When taken on their own, with no safeguards applied and no additional artificial intelligence (AI) security protocols in place, deploying generative AI (GenAI) models, particularly large language models (LLMs), across the enterprise is a high-risk, high-reward opportunity for any organization.
But exactly how your organization should undertake this big step into the GenAI landscape requires some thoughtful planning. Perhaps it would be better organizationally to gain access to the model through a provider, following the Software as a Service (SaaS) framework, to avoid any configuration or installation issues. Or it might work better to deploy the model on your organization’s private cloud or on your network (on-premise) and enable your organization to control API configuration and management.
This series of three blogs will address the How? question: How should your organization deploy LLMs across the enterprise to achieve maximum return on investment? Each blog will provide information about the benefits and drawbacks of one common deployment framework, enabling you to consider it in light of your company’s organizational and business structure and specific business needs.
An application program interface (API) is, in essence, a digital connection between two devices that enables them to send information back and forth. API software comprises definitions that identify what will be sent between the devices (e.g., the client device making the request and the server device sending the response) and protocols for how that information is to be sent (e.g., the URL/endpoint of the receiving device and the syntax/wording/language that both the request and the response must use). This enables end users to, for instance, log into applications to purchase items on a website, or schedule a rideshare, or, in reference to an LLM, to issue a query and receive a reply, without having to understand how or why the system works. APIs can be monitored and secured, so data on the client’s device is never completely exposed to the server device.
An on-premise system means the application, in this case the LLM, is installed on the organization’s infrastructure (servers) and is available to all users who have access to the organization’s network and the application. A subset of on-premise systems are isolated or “air-gapped” from open access to the Internet, although they can be connected via secure means.
Data Security and Compliance: Hosting LLMs on your own servers ensures that you have complete control over your data and the security protocols protecting it from both internal and external threats. This becomes especially crucial for organizations that are subject to strict data protection regulations, such as healthcare or finance.
Customization and Control: With an on-premise setup, you can customize the LLM(s) to suit specialized organizational tasks, requirements, and other needs, and configure and manage the APIs.
Low Latency: On-premise LLMs often achieve lower latency, which is critical for some real-time applications, such as instant translation, real-time analytics, or customer service operations reliant on chatbots.
Data Integration: Integrating the LLM(s) with existing databases and internal systems can occur without concerns about safety and security when transferring data.
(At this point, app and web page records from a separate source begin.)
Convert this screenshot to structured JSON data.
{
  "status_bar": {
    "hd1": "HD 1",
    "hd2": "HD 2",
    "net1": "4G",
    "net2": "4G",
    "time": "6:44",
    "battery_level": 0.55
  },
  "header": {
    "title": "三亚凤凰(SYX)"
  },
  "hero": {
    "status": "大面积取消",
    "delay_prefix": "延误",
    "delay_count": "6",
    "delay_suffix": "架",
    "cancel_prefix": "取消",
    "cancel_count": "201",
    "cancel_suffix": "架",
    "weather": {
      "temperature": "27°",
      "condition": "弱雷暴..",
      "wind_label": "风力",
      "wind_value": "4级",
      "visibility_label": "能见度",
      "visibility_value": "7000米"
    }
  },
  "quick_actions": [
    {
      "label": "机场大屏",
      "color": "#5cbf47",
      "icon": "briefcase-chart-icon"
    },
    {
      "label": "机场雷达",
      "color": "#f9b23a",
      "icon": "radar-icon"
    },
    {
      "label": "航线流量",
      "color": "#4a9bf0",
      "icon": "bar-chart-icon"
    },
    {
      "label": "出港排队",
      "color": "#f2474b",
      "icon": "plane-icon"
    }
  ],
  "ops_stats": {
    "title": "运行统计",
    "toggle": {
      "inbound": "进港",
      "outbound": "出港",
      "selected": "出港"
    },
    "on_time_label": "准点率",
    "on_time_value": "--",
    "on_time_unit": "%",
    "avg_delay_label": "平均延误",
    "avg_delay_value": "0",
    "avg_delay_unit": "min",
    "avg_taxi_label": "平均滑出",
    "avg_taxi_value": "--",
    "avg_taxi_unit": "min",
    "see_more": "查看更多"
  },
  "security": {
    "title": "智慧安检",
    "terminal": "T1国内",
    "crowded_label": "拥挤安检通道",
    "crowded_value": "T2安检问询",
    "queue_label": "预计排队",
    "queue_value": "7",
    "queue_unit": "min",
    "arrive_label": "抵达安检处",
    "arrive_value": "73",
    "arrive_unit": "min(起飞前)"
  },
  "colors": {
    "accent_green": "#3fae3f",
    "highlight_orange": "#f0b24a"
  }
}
Cost Control and Predictability: The initial setup for an on-premise solution can be pricey, but there are no recurring third-party, subscription, or hosting fees, which are subject to increases, or vendor lock-in issues, making an on-premise solution potentially more economical long term. Automating tasks and fine-tuning the model for other purposes is a more streamlined process with an on-premise model, and can expand the number of tasks in your cost-savings column, as well as in your revenue-generation column.
High Initial Cost: Setting up the necessary local hardware and software, including securing the physical space and power supply for an on-premise LLM can be expensive and time-consuming.
Maintenance Requirements: An on-premise solution requires ongoing maintenance and operational overhead, including hardware repairs, software updates, and security measures, which can be resource-intensive.
Complexity and Scalability: Scaling on-premise LLMs can be complex and expensive, often requiring additional hardware purchases and system downtime for upgrades, as up- or down-scaling is not an on-demand undertaking.
Limited Accessibility: On-premise solutions might not be easily or securely accessible from different locations, and can require virtual private networks (VPNs) or other secure channels for remote access. Local system failures, such as due to weather events or other issues, can compromise connectivity, unless the organization has planned for and maintained critical redundancies.
Whether the benefits of deploying an LLM across your enterprise on-premise outweigh the drawbacks can be determined by serious consideration of your organization’s financial and technical resources, business needs, and security or other operational constraints. Some of our earlier blogs have focused on establishing internal and external systematic safeguards, AI governance programs, and other ways to safely deploy these transformative tools in your organization, and may be of help to you as you traverse this new path through the technosphere.